The Guardian further reports:
In her ruling, the judge ordered the national security division of the DoJ to redouble its search of its files for documents that might fit the freedom of information request. But she sided with the federal agencies in granting them an exemption to the rules, so that they did not have to hand over any material to Epic—on grounds that doing so might interfere with their law enforcement activities.
The FBI and criminal division argued before the court that the release of their files "would allow targets of the investigation to evade law enforcement". Rothstein agreed that "the government’s declarations, especially when viewed in light of the appropriate deference to the executive on issues of national security, may satisfy this burden."
In her analysis of the court ruling, investigative journalist Marcy Wheeler concluded: "I'm left with the impression that FBI has reams of documents responsive to what EPIC was presumably interested in—how innocent people have had their privacy compromised because they support a publisher the U.S. doesn’t like—but that they're using a variety of tired dodges to hide those documents."

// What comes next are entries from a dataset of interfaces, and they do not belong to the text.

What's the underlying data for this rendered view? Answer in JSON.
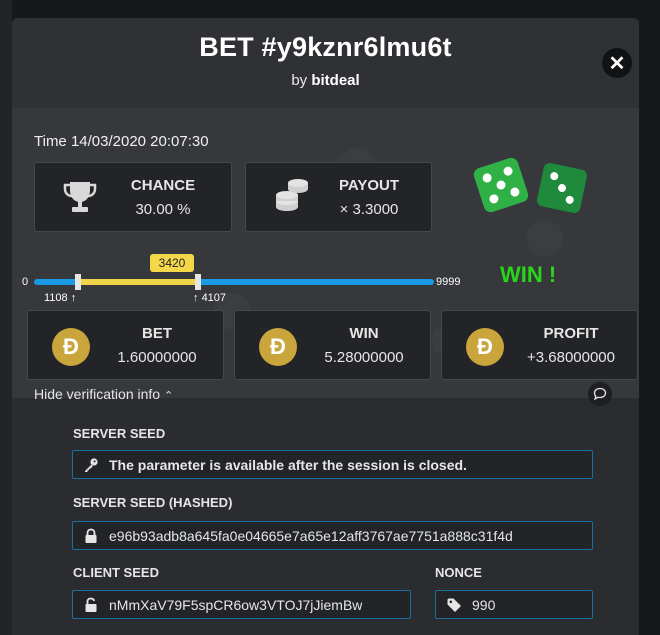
{
  "modal": {
    "title": "BET #y9kznr6lmu6t",
    "by_prefix": "by",
    "author": "bitdeal",
    "close_symbol": "✕"
  },
  "result": {
    "time": "Time 14/03/2020 20:07:30",
    "chance": {
      "label": "CHANCE",
      "value": "30.00 %"
    },
    "payout": {
      "label": "PAYOUT",
      "value": "× 3.3000"
    },
    "status": "WIN !",
    "range": {
      "min": "0",
      "max": "9999",
      "low": "1108",
      "high": "4107",
      "roll": "3420",
      "low_fraction": 0.111,
      "high_fraction": 0.411,
      "roll_fraction": 0.342
    },
    "bet": {
      "label": "BET",
      "value": "1.60000000",
      "currency_symbol": "Đ"
    },
    "win": {
      "label": "WIN",
      "value": "5.28000000",
      "currency_symbol": "Đ"
    },
    "profit": {
      "label": "PROFIT",
      "value": "+3.68000000",
      "currency_symbol": "Đ"
    }
  },
  "verification": {
    "toggle_label": "Hide verification info",
    "server_seed": {
      "label": "SERVER SEED",
      "value": "The parameter is available after the session is closed.",
      "icon": "key-icon"
    },
    "server_seed_hashed": {
      "label": "SERVER SEED (HASHED)",
      "value": "e96b93adb8a645fa0e04665e7a65e12aff3767ae7751a888c31f4d",
      "icon": "lock-icon"
    },
    "client_seed": {
      "label": "CLIENT SEED",
      "value": "nMmXaV79F5spCR6ow3VTOJ7jJiemBw",
      "icon": "unlock-icon"
    },
    "nonce": {
      "label": "NONCE",
      "value": "990",
      "icon": "tag-icon"
    }
  },
  "colors": {
    "accent_blue": "#1a9ae5",
    "accent_yellow": "#f0d548",
    "win_green": "#29d51a",
    "coin_gold": "#c9a53b"
  }
}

For his part, Assange told the Guardian: "My God, I know I am an Australian, but that doesn’t mean that WikiLeaks deserves a kangaroo court."